Conclude: often applies as dilutes the brand strength. Passing Off Background

Common law right enabling a business to defend itself from someone whom is trying to rip off the trading reputation of that business. A common law tort, which aims to stop someone else selling his goods/services on the back of another’s reputation. It protects the goodwill of a product and, arising automatically, lasts indefinitely. Lord Halsbury – ‘nobody has any right to represent his goods as the goods of somebody else.’ Must be in relation to a commercial activity. An action concerning the name of a political party did not succeed.


Elements of a passing off claim: EXAM STRUCTURE 1. Goodwill/Business Reputation Must be among customers of prospective customers and relate to a distinguishing feature of the good Distinguishing feature? Name, logo, packaging, presentation, shape of product, colour, get up Proving goodwill: • • • sales figures advertising expenditure advertising methods trading history / longevity turnover fan mail

• • 2. Misrepresentation

Must be : • a representation • made by the defendant • in the course of trade • which leads to confusion of customers or potential customers • at the point of sale or before it When discussing this use the ‘identical’ and ‘similar’ language from S.10. Note: Not enough that there is confusion between claimant and defendant’s product. Customers must believe that defendant’s products are associated with the claimant.

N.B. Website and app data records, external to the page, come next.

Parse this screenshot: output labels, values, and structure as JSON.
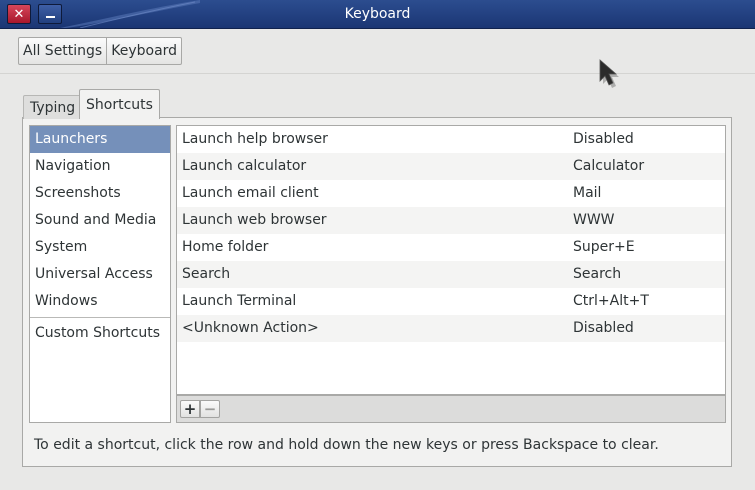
{
  "window": {
    "title": "Keyboard",
    "close_glyph": "✕",
    "minimize_icon": "minimize-icon"
  },
  "breadcrumb": {
    "items": [
      "All Settings",
      "Keyboard"
    ]
  },
  "tabs": [
    "Typing",
    "Shortcuts"
  ],
  "selected_tab": "Shortcuts",
  "categories": {
    "items": [
      "Launchers",
      "Navigation",
      "Screenshots",
      "Sound and Media",
      "System",
      "Universal Access",
      "Windows"
    ],
    "custom": "Custom Shortcuts",
    "selected": "Launchers",
    "selected_color": "#7590ba"
  },
  "shortcuts": [
    {
      "name": "Launch help browser",
      "key": "Disabled"
    },
    {
      "name": "Launch calculator",
      "key": "Calculator"
    },
    {
      "name": "Launch email client",
      "key": "Mail"
    },
    {
      "name": "Launch web browser",
      "key": "WWW"
    },
    {
      "name": "Home folder",
      "key": "Super+E"
    },
    {
      "name": "Search",
      "key": "Search"
    },
    {
      "name": "Launch Terminal",
      "key": "Ctrl+Alt+T"
    },
    {
      "name": "<Unknown Action>",
      "key": "Disabled"
    }
  ],
  "list_toolbar": {
    "add": "+",
    "remove": "−"
  },
  "hint": "To edit a shortcut, click the row and hold down the new keys or press Backspace to clear.",
  "colors": {
    "titlebar": "#1b3674",
    "close_button": "#c0283b"
  }
}
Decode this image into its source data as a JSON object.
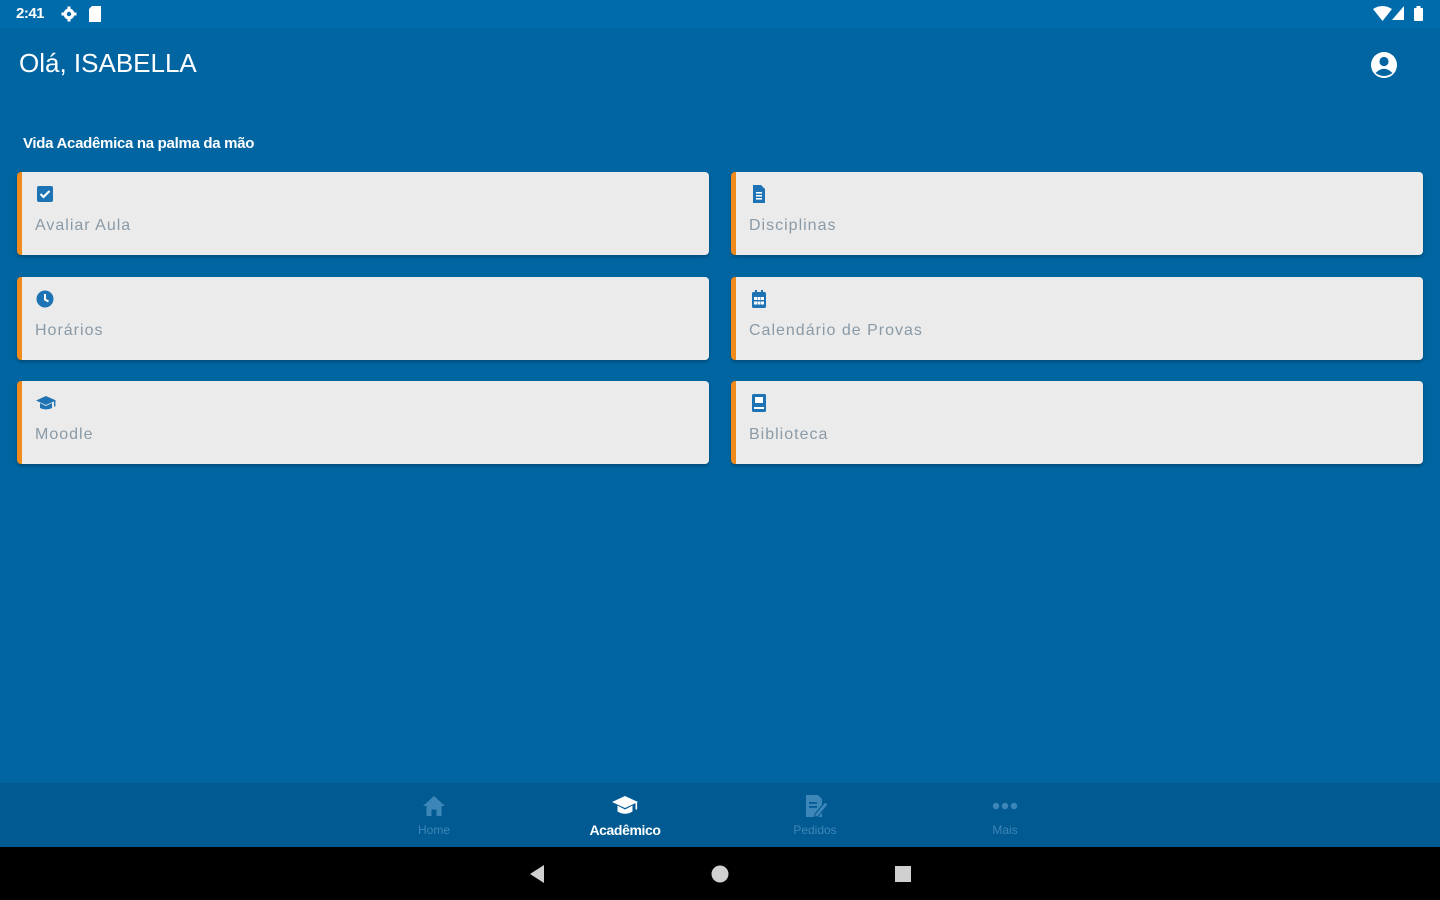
{
  "status_bar": {
    "time": "2:41",
    "icons": [
      "settings-icon",
      "sd-card-icon",
      "wifi-icon",
      "signal-icon",
      "battery-icon"
    ]
  },
  "header": {
    "greeting": "Olá, ISABELLA",
    "profile_icon": "account-circle-icon"
  },
  "section": {
    "title": "Vida Acadêmica na palma da mão"
  },
  "cards": [
    {
      "label": "Avaliar Aula",
      "icon": "checkbox-icon"
    },
    {
      "label": "Disciplinas",
      "icon": "document-icon"
    },
    {
      "label": "Horários",
      "icon": "clock-icon"
    },
    {
      "label": "Calendário de Provas",
      "icon": "calendar-icon"
    },
    {
      "label": "Moodle",
      "icon": "graduation-cap-icon"
    },
    {
      "label": "Biblioteca",
      "icon": "book-icon"
    }
  ],
  "bottom_nav": {
    "items": [
      {
        "label": "Home",
        "icon": "home-icon",
        "active": false
      },
      {
        "label": "Acadêmico",
        "icon": "graduation-cap-icon",
        "active": true
      },
      {
        "label": "Pedidos",
        "icon": "edit-document-icon",
        "active": false
      },
      {
        "label": "Mais",
        "icon": "more-dots-icon",
        "active": false
      }
    ]
  },
  "colors": {
    "background": "#0065a1",
    "card": "#ebebeb",
    "accent": "#f08a1c",
    "card_icon": "#1d73b3",
    "card_text": "#8a9aa6",
    "bottom_nav": "#015a92"
  }
}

Evidence of confusion is a question of fact;
• • • • • •

Survey evidence (viewed sceptically by courts) Witness evidence / complaints Confuse judge is best way type of goods/services / Get Up geographical area / point of sale Price (No confusion if public view good as a cheap rip-off)

Removal of a distinguishing feature can result in an unintentional misrepresentation.

3. Damage

Can be actual or potential.

Loss of profits Loss of reputation (if inferior quality) Loss of opportunity (an inability to now expand into a new market.)

Is harder to show damage if defendant is in a different field of activity. Proved with: • Sales Dropped • Complaints • Standard of other product If no actual damage been caused eg because new product effects have not been felt yet, then conclude with ‘No actual case at present but there is a potential so could lead to damage. Remedies available: Injunction – interim (prohibitory to immediately stop selling) and then full (after judgement Damages (loss of rep / profits / opport) OR account of profits Order for delivery up of offending items – impractical in practice. Company wont want lots of other product. Order for destruction of offending items – Unlikely if food. Differentiation of offending items – erasure of trademark infringment Defences available: Claimant’s mark is not distinctive, or is descriptive/generic Claimant and defendant have concurrent rights Defendant is honestly using his own name Claimant’s right is exhausted Claimant consented to/acquiesced in defendant’s conduct Claimant delayed in commencing proceedings Claimant abandoned the mark

Comparison of the Actions: TM INFRINGEMENT GOOD – strong protection once registered and easier to prove BAD – formalities and expensive (£200 and £50 every renewal) BAD – no protection for Get Up PASSING OFF BAD – difficult and expensive to prove

GOOD – no formalities or expenses but building up goodwill is expensive GOOD – Protects general Get Up